LensTweaker provides two different sliders with different degrees of effect. The first slider is fairly coarse and allows you to make broad changes to your image. The second slider adds a degree of fine-tuning.
For automatic correction, LensTweaker allows you to profile a specific lens at a particular focal length. To profile a lens, you print out a test pattern and then shoot a picture of it with the lens at the appropriate focal length. LensTweaker provides an assistant that will analyze that image and create a profile designed specifically to remove the appropriate distortion from images shot with that lens at that focal length.
LensTweaker can’t handle raw files, so you’ll have to tell Aperture to export versions in TIFF or JPEG format. You can then correct these images in LensTweaker and import the results back into Aperture (or you could define LensTweaker as your External Editor, and round-trip your images from Aperture into LensTweaker). LensTweaker also provides straightening controls, and some simple image adjustments, though you’ll probably want to perform these operations in Aperture.
Most images that suffer from barrel distortion also have trouble with vignetting. Unfortunately, LensTweaker offers no tools for vignette correction, and neither does Aperture. Photoshop’s Lens Correction filter remains the best way to remove vignetting.
LensTweaker delivers good quality, although extreme corrections can end up a little soft. It’s definitely not suitable for dealing with extreme corrections, such as turning a fisheye image into a corrected rectilinear image.
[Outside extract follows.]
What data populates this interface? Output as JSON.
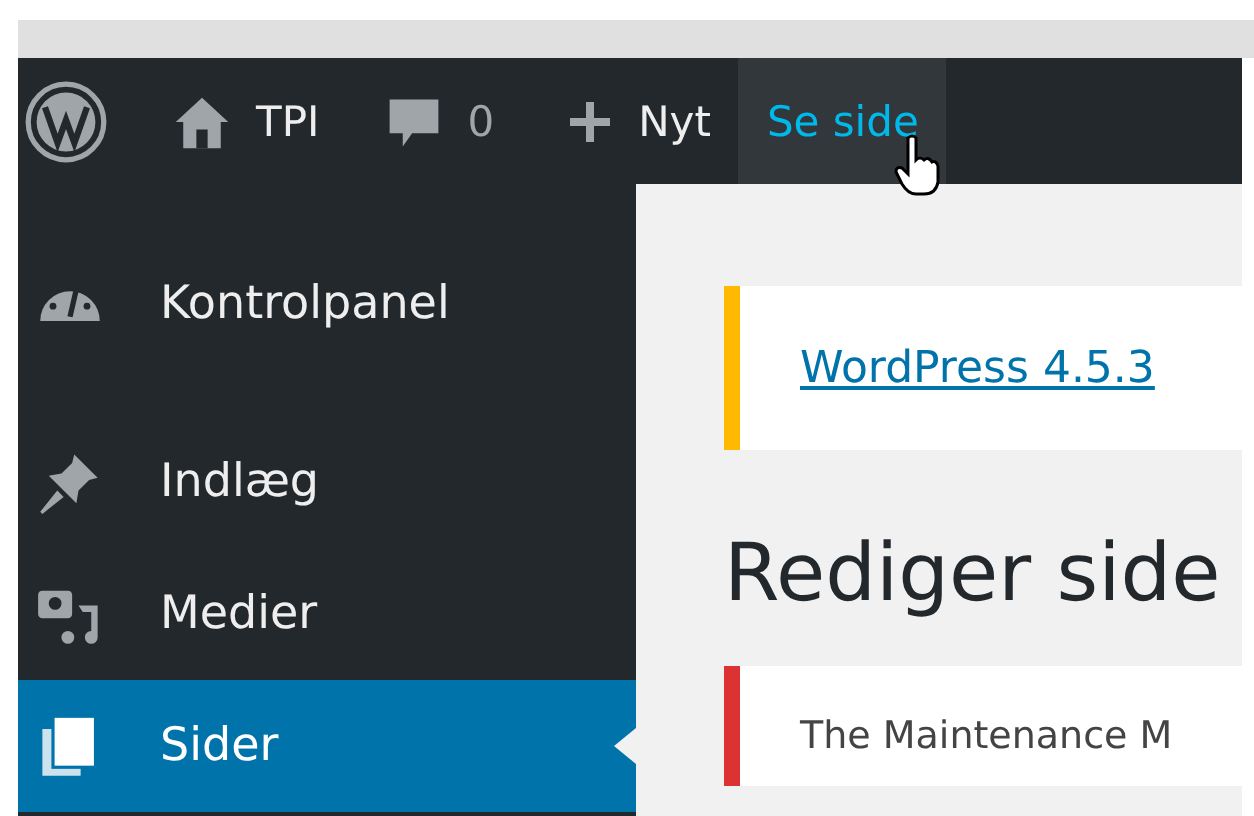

For 30 bucks, though, it offers a handy feature that Aperture sorely needs, and checking out the free demo is time well-spent.